Your assignment =>
No pictures in the copy, please: retype all the records exactly.

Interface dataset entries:
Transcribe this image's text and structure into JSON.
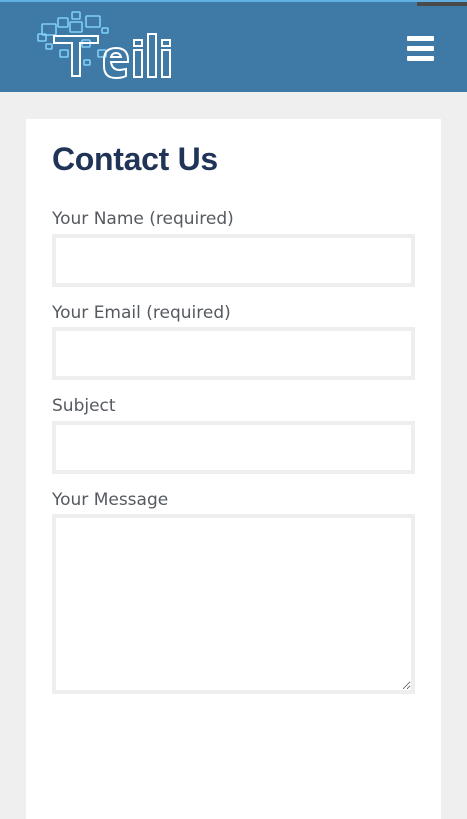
{
  "header": {
    "logo_text": "Teili",
    "menu_icon": "hamburger-menu-icon",
    "background_color": "#3f7aa6"
  },
  "main": {
    "title": "Contact Us",
    "fields": [
      {
        "label": "Your Name (required)",
        "value": "",
        "placeholder": ""
      },
      {
        "label": "Your Email (required)",
        "value": "",
        "placeholder": ""
      },
      {
        "label": "Subject",
        "value": "",
        "placeholder": ""
      },
      {
        "label": "Your Message",
        "value": "",
        "placeholder": ""
      }
    ]
  },
  "colors": {
    "title": "#1f3456",
    "label": "#555a60",
    "input_border": "#eeeeee",
    "page_background": "#efefef"
  }
}
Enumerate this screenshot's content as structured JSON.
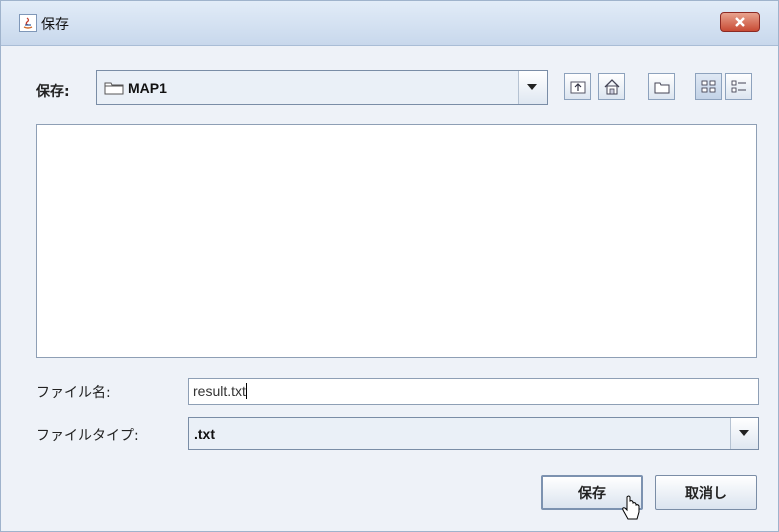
{
  "window": {
    "title": "保存"
  },
  "save_in": {
    "label": "保存:",
    "value": "MAP1"
  },
  "toolbar": {
    "buttons": [
      {
        "icon": "up-folder-icon"
      },
      {
        "icon": "home-icon"
      },
      {
        "icon": "new-folder-icon"
      },
      {
        "icon": "list-view-icon"
      },
      {
        "icon": "details-view-icon"
      }
    ]
  },
  "file_name": {
    "label": "ファイル名:",
    "value": "result.txt"
  },
  "file_type": {
    "label": "ファイルタイプ:",
    "value": ".txt"
  },
  "buttons": {
    "save": "保存",
    "cancel": "取消し"
  }
}
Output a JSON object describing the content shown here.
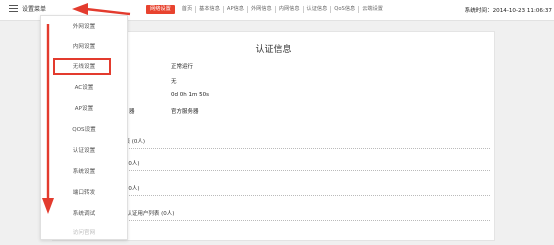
{
  "header": {
    "menu_label": "设置菜单",
    "nav": [
      "网络设置",
      "首页",
      "基本信息",
      "AP信息",
      "外网信息",
      "内网信息",
      "认证信息",
      "QoS信息",
      "云端设置"
    ],
    "active_nav_index": 0,
    "system_time": "系统时间：2014-10-23 11:06:37"
  },
  "dropdown": {
    "items": [
      "外网设置",
      "内网设置",
      "无线设置",
      "AC设置",
      "AP设置",
      "QOS设置",
      "认证设置",
      "系统设置",
      "端口转发",
      "系统调试",
      "访问官网"
    ],
    "highlighted_index": 2,
    "disabled_index": 10
  },
  "main": {
    "title": "认证信息",
    "info_rows": [
      {
        "label": "",
        "value": "正常运行"
      },
      {
        "label": "",
        "value": "无"
      },
      {
        "label": "",
        "value": "0d 0h 1m 50s"
      },
      {
        "label": "器",
        "value": "官方服务器"
      }
    ],
    "sections": [
      "通过列表 (0人)",
      "证列表 (0人)",
      "单列表 (0人)",
      "免/黑单认证用户列表 (0人)"
    ]
  },
  "colors": {
    "accent": "#e8432f",
    "annotation": "#e33b2e"
  }
}
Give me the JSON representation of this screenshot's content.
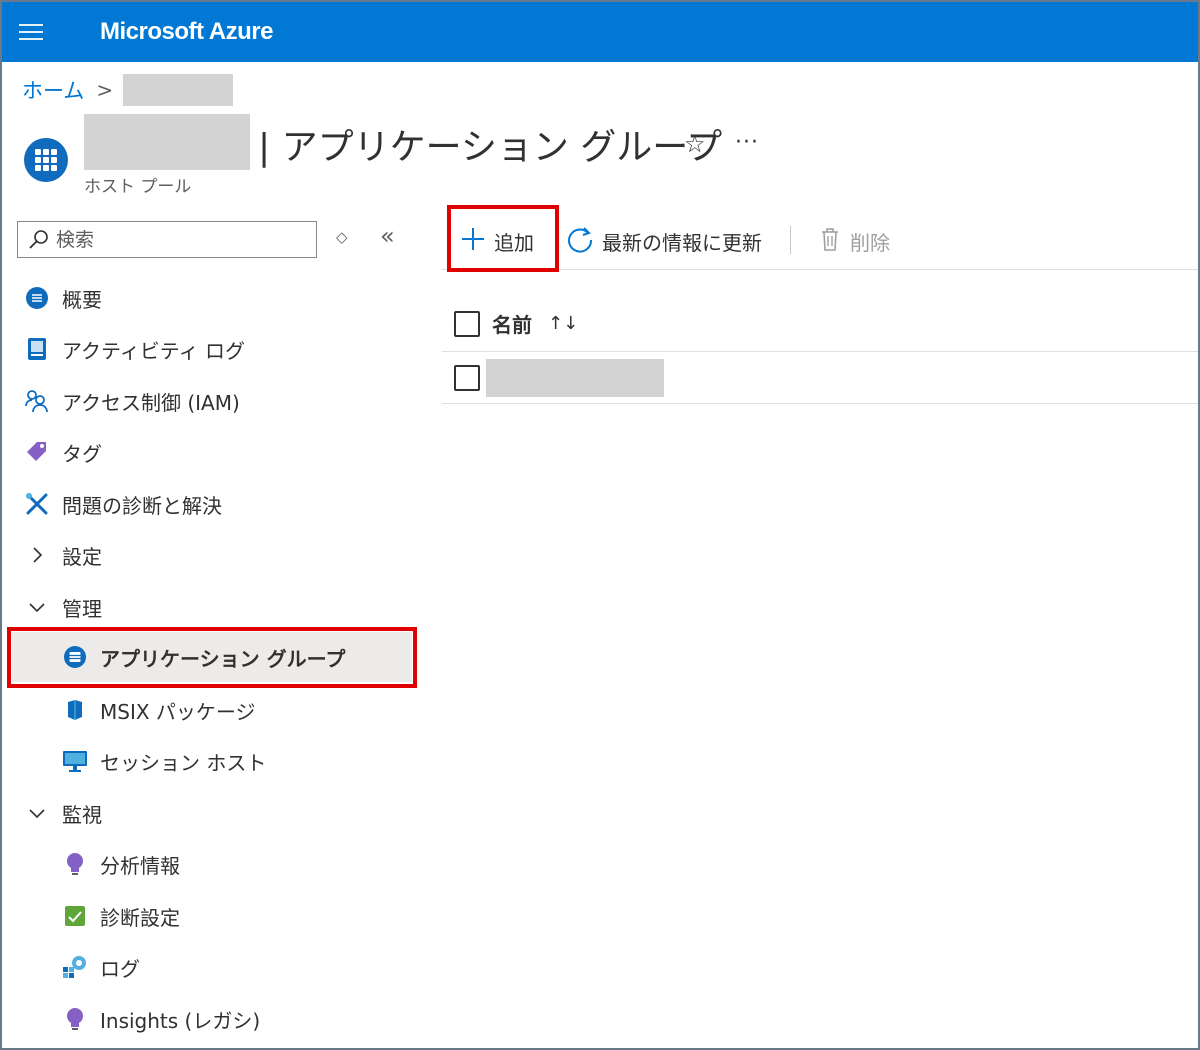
{
  "topbar": {
    "brand": "Microsoft Azure"
  },
  "breadcrumb": {
    "home": "ホーム",
    "separator": ">"
  },
  "header": {
    "title": "| アプリケーション グループ",
    "subtitle": "ホスト プール",
    "star_glyph": "☆",
    "more_glyph": "···"
  },
  "sidebar": {
    "search_placeholder": "検索",
    "options_glyph": "◇",
    "collapse_glyph": "«",
    "items": [
      {
        "label": "概要"
      },
      {
        "label": "アクティビティ ログ"
      },
      {
        "label": "アクセス制御 (IAM)"
      },
      {
        "label": "タグ"
      },
      {
        "label": "問題の診断と解決"
      },
      {
        "label": "設定"
      },
      {
        "label": "管理"
      },
      {
        "label": "アプリケーション グループ"
      },
      {
        "label": "MSIX パッケージ"
      },
      {
        "label": "セッション ホスト"
      },
      {
        "label": "監視"
      },
      {
        "label": "分析情報"
      },
      {
        "label": "診断設定"
      },
      {
        "label": "ログ"
      },
      {
        "label": "Insights (レガシ)"
      }
    ]
  },
  "toolbar": {
    "add_label": "追加",
    "refresh_label": "最新の情報に更新",
    "delete_label": "削除"
  },
  "table": {
    "columns": [
      "名前"
    ],
    "sort_glyph": "↑↓"
  },
  "colors": {
    "brand_blue": "#0078d4",
    "highlight_red": "#e00000",
    "selected_bg": "#edebe9"
  }
}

Answer to this problem =>
Transcribe this image's text and structure into JSON.
{
  "header": {
    "logo_text": "Teili",
    "menu_icon": "hamburger-menu-icon",
    "background_color": "#3f7aa6"
  },
  "main": {
    "title": "Contact Us",
    "fields": [
      {
        "label": "Your Name (required)",
        "value": "",
        "placeholder": ""
      },
      {
        "label": "Your Email (required)",
        "value": "",
        "placeholder": ""
      },
      {
        "label": "Subject",
        "value": "",
        "placeholder": ""
      },
      {
        "label": "Your Message",
        "value": "",
        "placeholder": ""
      }
    ]
  },
  "colors": {
    "title": "#1f3456",
    "label": "#555a60",
    "input_border": "#eeeeee",
    "page_background": "#efefef"
  }
}
Enumerate this screenshot's content as structured JSON.
{
  "window": {
    "title": "保存"
  },
  "save_in": {
    "label": "保存:",
    "value": "MAP1"
  },
  "toolbar": {
    "buttons": [
      {
        "icon": "up-folder-icon"
      },
      {
        "icon": "home-icon"
      },
      {
        "icon": "new-folder-icon"
      },
      {
        "icon": "list-view-icon"
      },
      {
        "icon": "details-view-icon"
      }
    ]
  },
  "file_name": {
    "label": "ファイル名:",
    "value": "result.txt"
  },
  "file_type": {
    "label": "ファイルタイプ:",
    "value": ".txt"
  },
  "buttons": {
    "save": "保存",
    "cancel": "取消し"
  }
}
Output a JSON object describing the content shown here.
{
  "header": {
    "menu_label": "设置菜单",
    "nav": [
      "网络设置",
      "首页",
      "基本信息",
      "AP信息",
      "外网信息",
      "内网信息",
      "认证信息",
      "QoS信息",
      "云端设置"
    ],
    "active_nav_index": 0,
    "system_time": "系统时间：2014-10-23 11:06:37"
  },
  "dropdown": {
    "items": [
      "外网设置",
      "内网设置",
      "无线设置",
      "AC设置",
      "AP设置",
      "QOS设置",
      "认证设置",
      "系统设置",
      "端口转发",
      "系统调试",
      "访问官网"
    ],
    "highlighted_index": 2,
    "disabled_index": 10
  },
  "main": {
    "title": "认证信息",
    "info_rows": [
      {
        "label": "",
        "value": "正常运行"
      },
      {
        "label": "",
        "value": "无"
      },
      {
        "label": "",
        "value": "0d 0h 1m 50s"
      },
      {
        "label": "器",
        "value": "官方服务器"
      }
    ],
    "sections": [
      "通过列表 (0人)",
      "证列表 (0人)",
      "单列表 (0人)",
      "免/黑单认证用户列表 (0人)"
    ]
  },
  "colors": {
    "accent": "#e8432f",
    "annotation": "#e33b2e"
  }
}
Give me the JSON representation of this screenshot's content.
{
  "topbar": {
    "brand": "Microsoft Azure"
  },
  "breadcrumb": {
    "home": "ホーム",
    "separator": ">"
  },
  "header": {
    "title": "| アプリケーション グループ",
    "subtitle": "ホスト プール",
    "star_glyph": "☆",
    "more_glyph": "···"
  },
  "sidebar": {
    "search_placeholder": "検索",
    "options_glyph": "◇",
    "collapse_glyph": "«",
    "items": [
      {
        "label": "概要"
      },
      {
        "label": "アクティビティ ログ"
      },
      {
        "label": "アクセス制御 (IAM)"
      },
      {
        "label": "タグ"
      },
      {
        "label": "問題の診断と解決"
      },
      {
        "label": "設定"
      },
      {
        "label": "管理"
      },
      {
        "label": "アプリケーション グループ"
      },
      {
        "label": "MSIX パッケージ"
      },
      {
        "label": "セッション ホスト"
      },
      {
        "label": "監視"
      },
      {
        "label": "分析情報"
      },
      {
        "label": "診断設定"
      },
      {
        "label": "ログ"
      },
      {
        "label": "Insights (レガシ)"
      }
    ]
  },
  "toolbar": {
    "add_label": "追加",
    "refresh_label": "最新の情報に更新",
    "delete_label": "削除"
  },
  "table": {
    "columns": [
      "名前"
    ],
    "sort_glyph": "↑↓"
  },
  "colors": {
    "brand_blue": "#0078d4",
    "highlight_red": "#e00000",
    "selected_bg": "#edebe9"
  }
}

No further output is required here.